RECORDS PROVIDED —
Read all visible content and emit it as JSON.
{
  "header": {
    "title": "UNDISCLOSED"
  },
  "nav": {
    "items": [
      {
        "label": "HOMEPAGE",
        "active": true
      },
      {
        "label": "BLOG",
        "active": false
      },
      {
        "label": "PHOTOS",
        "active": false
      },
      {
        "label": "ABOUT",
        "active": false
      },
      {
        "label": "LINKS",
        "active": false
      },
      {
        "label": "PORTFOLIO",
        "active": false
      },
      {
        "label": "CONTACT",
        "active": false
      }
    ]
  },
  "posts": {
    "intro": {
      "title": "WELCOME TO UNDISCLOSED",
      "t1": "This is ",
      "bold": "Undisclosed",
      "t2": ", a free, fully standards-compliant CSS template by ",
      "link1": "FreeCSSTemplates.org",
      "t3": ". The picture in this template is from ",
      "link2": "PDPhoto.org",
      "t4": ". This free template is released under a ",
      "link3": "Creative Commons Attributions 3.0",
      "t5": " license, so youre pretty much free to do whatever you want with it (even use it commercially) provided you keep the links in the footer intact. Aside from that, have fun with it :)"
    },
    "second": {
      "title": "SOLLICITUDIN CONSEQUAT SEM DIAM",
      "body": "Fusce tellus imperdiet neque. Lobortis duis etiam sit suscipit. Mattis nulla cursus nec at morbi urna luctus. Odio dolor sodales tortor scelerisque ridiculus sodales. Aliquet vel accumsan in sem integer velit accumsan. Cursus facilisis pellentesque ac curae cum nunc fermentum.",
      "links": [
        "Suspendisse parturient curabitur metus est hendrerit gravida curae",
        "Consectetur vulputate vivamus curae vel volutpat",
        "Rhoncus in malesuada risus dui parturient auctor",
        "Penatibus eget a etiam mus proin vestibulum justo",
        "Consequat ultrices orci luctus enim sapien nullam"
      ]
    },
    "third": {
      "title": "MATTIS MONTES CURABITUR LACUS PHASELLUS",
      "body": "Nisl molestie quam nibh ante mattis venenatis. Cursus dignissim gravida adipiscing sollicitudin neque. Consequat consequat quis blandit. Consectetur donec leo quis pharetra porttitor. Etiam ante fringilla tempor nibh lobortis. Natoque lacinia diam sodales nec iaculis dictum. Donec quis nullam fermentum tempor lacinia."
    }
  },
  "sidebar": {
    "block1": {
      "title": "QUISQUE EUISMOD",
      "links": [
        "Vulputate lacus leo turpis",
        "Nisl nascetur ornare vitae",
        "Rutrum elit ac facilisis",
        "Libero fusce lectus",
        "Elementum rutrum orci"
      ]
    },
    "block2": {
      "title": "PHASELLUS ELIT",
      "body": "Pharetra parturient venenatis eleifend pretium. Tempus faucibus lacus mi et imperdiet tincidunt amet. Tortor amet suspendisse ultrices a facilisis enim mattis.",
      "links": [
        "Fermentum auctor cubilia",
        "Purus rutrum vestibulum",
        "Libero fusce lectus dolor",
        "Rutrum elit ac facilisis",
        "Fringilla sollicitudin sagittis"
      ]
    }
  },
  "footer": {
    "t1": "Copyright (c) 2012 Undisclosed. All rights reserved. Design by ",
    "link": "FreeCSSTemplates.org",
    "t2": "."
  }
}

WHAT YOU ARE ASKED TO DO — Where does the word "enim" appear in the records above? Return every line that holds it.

WRITTEN SOLUTION —
        "Consequat ultrices orci luctus enim sapien nullam"
      "body": "Pharetra parturient venenatis eleifend pretium. Tempus faucibus lacus mi et imperdiet tincidunt amet. Tortor amet suspendisse ultrices a facilisis enim mattis.",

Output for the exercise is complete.